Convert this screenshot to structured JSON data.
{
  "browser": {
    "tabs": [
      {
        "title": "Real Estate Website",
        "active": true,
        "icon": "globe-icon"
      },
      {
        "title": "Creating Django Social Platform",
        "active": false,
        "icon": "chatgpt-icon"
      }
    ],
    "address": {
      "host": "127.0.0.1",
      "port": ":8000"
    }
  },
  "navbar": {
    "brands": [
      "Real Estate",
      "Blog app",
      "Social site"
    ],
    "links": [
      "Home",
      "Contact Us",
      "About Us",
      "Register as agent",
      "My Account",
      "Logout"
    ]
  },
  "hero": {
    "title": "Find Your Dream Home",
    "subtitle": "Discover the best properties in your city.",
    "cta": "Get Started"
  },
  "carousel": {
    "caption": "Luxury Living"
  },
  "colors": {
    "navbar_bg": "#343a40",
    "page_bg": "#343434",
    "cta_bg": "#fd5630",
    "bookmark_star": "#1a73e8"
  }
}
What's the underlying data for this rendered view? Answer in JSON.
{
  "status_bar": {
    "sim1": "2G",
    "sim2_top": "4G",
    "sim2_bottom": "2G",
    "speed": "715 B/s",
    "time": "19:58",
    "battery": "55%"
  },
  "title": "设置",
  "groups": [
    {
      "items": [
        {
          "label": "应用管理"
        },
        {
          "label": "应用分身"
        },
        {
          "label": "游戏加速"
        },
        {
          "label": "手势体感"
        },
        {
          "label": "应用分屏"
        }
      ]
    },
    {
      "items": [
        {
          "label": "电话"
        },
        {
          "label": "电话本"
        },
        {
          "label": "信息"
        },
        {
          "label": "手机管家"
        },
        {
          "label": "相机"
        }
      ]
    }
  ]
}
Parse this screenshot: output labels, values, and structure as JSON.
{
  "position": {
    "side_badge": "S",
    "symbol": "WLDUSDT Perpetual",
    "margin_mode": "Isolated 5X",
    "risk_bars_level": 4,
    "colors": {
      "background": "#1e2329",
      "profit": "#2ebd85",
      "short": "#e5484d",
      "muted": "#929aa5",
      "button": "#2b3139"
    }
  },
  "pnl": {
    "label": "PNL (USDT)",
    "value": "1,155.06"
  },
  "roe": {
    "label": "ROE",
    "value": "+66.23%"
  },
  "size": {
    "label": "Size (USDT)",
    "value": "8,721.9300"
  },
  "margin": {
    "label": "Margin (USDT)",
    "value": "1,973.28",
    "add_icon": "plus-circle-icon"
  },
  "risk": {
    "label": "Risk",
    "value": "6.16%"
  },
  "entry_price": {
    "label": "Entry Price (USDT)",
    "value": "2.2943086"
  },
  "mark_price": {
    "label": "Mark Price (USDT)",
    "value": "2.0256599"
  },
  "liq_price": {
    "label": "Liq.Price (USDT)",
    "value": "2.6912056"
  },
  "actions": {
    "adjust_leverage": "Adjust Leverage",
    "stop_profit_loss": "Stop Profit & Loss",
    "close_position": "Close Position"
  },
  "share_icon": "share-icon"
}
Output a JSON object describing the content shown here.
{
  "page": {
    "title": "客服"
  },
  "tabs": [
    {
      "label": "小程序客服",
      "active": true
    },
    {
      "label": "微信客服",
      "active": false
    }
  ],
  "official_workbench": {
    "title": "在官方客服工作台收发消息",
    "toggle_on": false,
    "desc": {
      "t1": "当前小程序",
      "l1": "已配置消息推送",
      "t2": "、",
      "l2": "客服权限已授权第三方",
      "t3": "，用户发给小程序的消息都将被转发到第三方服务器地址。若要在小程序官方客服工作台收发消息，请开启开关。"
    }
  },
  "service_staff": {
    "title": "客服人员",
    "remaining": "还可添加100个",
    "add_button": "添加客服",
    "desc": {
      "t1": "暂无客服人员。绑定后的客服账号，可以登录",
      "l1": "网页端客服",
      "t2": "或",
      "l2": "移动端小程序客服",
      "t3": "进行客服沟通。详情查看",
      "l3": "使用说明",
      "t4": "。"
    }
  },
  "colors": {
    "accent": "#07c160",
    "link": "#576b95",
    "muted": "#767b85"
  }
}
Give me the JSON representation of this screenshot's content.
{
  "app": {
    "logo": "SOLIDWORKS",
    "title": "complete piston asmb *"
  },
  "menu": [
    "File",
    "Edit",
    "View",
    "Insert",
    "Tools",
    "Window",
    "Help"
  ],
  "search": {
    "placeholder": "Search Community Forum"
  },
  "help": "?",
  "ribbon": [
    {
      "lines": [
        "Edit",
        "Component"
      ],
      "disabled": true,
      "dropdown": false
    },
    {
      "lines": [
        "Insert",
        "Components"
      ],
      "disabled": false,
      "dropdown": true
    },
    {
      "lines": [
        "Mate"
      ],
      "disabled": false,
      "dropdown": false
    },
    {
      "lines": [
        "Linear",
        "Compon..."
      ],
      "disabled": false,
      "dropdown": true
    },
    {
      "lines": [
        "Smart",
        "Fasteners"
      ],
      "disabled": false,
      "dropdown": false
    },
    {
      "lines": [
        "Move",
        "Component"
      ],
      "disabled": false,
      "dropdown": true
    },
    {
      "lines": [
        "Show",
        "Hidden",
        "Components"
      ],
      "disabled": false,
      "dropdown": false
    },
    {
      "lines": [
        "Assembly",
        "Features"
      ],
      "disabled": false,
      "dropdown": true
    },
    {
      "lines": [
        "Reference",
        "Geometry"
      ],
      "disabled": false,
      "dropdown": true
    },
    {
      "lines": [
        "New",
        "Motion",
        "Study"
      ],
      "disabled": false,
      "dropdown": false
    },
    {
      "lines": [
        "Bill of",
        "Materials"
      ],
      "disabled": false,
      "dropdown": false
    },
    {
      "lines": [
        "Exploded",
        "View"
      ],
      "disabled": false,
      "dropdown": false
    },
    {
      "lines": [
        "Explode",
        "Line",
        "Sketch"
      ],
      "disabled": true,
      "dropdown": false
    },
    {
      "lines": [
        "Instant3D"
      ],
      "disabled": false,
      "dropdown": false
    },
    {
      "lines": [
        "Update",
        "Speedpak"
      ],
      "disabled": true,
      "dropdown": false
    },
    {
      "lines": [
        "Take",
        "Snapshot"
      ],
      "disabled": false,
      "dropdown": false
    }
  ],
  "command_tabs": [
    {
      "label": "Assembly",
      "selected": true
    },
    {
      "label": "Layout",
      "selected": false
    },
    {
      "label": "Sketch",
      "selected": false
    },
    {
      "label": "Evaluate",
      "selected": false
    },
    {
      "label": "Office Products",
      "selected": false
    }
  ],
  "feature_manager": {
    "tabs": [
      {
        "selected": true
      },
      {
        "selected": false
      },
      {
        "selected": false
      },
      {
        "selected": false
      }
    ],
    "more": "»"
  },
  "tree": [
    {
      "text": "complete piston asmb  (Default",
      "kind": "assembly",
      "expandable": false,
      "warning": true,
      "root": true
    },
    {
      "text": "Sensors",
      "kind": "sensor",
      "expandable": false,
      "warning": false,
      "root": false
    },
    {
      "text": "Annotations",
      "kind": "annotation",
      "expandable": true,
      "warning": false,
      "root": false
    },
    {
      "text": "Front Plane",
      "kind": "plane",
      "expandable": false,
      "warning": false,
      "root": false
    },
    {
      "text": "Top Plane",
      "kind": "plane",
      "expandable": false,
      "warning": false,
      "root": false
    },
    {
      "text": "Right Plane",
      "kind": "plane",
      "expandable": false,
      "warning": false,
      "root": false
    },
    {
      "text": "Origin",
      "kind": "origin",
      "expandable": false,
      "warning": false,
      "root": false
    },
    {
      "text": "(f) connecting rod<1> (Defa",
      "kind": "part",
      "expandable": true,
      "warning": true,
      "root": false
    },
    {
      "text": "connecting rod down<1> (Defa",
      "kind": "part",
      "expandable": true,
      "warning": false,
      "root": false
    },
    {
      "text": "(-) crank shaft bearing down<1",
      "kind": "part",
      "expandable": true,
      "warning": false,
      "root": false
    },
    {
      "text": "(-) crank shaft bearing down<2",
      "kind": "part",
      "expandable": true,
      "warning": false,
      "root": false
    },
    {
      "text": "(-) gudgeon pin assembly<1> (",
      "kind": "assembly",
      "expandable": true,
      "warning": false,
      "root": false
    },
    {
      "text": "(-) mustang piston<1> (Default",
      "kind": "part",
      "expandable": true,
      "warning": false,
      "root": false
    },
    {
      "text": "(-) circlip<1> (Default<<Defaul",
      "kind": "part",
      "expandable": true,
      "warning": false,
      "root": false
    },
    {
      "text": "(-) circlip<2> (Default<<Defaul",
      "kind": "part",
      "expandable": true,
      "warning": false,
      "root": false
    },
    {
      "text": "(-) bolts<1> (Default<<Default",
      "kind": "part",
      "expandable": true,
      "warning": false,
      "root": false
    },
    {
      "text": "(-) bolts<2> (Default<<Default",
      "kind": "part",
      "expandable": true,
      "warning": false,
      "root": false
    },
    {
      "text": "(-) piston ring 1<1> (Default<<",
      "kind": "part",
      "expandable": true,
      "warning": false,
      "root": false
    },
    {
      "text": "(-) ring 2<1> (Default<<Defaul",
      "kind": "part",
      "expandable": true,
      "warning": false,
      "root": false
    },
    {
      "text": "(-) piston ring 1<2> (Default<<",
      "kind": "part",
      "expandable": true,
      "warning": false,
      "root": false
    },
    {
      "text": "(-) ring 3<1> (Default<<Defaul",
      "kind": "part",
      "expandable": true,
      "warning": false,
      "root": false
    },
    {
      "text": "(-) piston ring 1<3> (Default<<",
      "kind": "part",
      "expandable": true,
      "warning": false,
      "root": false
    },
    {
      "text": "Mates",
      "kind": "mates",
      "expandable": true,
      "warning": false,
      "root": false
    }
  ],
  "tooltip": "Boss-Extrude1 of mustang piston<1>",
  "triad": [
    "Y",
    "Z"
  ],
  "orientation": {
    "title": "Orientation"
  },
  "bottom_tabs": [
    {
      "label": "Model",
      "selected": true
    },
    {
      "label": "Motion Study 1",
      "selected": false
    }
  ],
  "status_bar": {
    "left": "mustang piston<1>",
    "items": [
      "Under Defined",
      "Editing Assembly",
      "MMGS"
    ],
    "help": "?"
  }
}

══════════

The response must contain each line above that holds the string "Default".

      "text": "complete piston asmb  (Default",
      "text": "(-) mustang piston<1> (Default",
      "text": "(-) circlip<1> (Default<<Defaul",
      "text": "(-) circlip<2> (Default<<Defaul",
      "text": "(-) bolts<1> (Default<<Default",
      "text": "(-) bolts<2> (Default<<Default",
      "text": "(-) piston ring 1<1> (Default<<",
      "text": "(-) ring 2<1> (Default<<Defaul",
      "text": "(-) piston ring 1<2> (Default<<",
      "text": "(-) ring 3<1> (Default<<Defaul",
      "text": "(-) piston ring 1<3> (Default<<",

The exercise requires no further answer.